**ABOUT THIS EXERCISE**: Find the word "JSON" in the data below and copy each line that holds it.
=== Section Start ===
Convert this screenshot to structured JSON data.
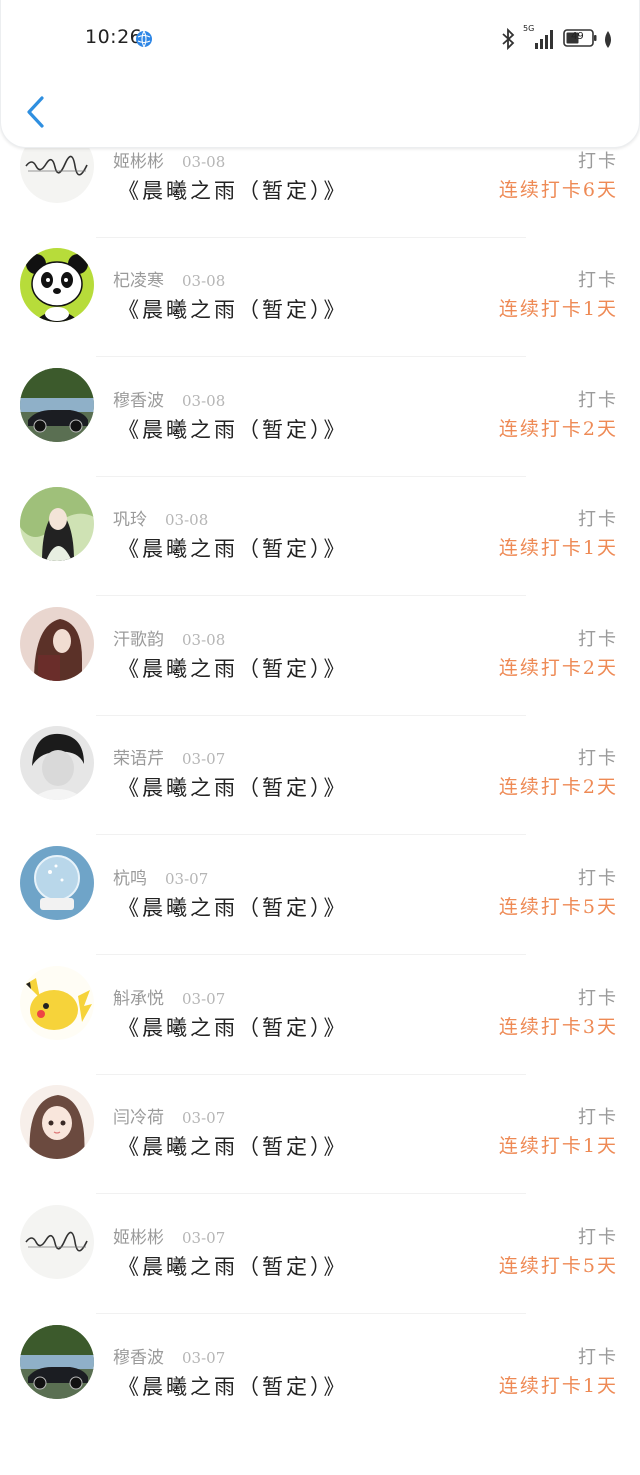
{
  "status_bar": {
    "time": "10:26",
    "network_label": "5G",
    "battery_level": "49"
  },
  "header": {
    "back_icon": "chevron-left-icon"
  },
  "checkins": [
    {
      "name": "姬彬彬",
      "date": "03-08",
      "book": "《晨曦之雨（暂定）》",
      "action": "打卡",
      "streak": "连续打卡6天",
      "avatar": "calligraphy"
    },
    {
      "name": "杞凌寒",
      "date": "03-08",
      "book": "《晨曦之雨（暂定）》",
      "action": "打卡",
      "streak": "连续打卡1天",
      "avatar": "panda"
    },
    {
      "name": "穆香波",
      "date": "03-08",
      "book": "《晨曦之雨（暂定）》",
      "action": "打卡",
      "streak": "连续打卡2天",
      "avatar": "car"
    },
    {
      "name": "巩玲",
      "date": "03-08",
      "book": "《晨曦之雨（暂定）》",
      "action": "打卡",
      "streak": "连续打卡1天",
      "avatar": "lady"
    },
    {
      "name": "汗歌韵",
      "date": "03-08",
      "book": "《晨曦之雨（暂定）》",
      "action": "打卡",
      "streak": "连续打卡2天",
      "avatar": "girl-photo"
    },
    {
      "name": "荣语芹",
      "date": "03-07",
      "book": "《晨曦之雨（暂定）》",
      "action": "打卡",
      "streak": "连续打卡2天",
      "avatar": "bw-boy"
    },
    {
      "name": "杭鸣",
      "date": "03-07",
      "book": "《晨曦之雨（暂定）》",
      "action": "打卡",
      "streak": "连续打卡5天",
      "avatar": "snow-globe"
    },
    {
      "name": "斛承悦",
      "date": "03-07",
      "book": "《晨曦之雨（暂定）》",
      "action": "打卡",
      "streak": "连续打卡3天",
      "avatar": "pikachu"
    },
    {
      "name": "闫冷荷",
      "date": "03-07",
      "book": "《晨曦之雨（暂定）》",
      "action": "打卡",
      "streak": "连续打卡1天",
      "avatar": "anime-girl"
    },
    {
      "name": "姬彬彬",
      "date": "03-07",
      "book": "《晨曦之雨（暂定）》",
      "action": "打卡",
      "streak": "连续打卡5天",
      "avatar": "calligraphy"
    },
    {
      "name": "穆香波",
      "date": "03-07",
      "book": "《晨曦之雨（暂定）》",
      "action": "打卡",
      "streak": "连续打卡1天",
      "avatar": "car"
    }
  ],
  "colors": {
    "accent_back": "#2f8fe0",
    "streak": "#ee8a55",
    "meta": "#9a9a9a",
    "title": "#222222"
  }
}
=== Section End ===
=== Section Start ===
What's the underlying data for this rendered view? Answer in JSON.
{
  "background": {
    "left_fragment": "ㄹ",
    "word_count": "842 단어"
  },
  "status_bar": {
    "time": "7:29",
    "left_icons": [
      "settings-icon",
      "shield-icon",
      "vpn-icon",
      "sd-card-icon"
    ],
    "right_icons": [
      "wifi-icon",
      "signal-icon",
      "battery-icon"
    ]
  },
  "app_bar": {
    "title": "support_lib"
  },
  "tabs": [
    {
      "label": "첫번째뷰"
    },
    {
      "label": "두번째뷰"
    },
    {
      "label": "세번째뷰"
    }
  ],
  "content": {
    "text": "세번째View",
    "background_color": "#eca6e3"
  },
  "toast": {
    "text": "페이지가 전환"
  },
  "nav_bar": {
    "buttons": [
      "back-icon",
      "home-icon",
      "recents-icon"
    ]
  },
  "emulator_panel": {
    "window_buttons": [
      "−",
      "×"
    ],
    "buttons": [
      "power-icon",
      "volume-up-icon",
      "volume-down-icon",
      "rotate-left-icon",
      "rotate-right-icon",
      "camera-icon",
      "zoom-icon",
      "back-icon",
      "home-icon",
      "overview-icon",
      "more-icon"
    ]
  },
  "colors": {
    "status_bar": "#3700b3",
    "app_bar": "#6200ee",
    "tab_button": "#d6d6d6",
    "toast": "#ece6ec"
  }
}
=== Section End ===
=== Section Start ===
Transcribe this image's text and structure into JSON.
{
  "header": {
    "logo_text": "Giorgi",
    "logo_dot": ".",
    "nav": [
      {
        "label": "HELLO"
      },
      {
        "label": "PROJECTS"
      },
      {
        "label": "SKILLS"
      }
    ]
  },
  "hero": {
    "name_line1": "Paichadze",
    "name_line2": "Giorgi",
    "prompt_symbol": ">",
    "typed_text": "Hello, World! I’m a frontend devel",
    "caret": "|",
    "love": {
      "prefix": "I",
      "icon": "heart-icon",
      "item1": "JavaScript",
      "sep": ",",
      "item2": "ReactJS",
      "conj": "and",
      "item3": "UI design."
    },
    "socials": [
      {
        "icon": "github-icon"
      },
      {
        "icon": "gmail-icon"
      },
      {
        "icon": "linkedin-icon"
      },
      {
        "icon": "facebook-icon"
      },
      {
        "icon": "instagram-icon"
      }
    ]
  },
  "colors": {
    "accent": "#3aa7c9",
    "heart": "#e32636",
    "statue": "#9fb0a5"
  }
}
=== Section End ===
**WRITTEN ANSWER**:
Convert this screenshot to structured JSON data.
What's the underlying data for this rendered view? Answer in JSON.
Transcribe this image's text and structure into JSON.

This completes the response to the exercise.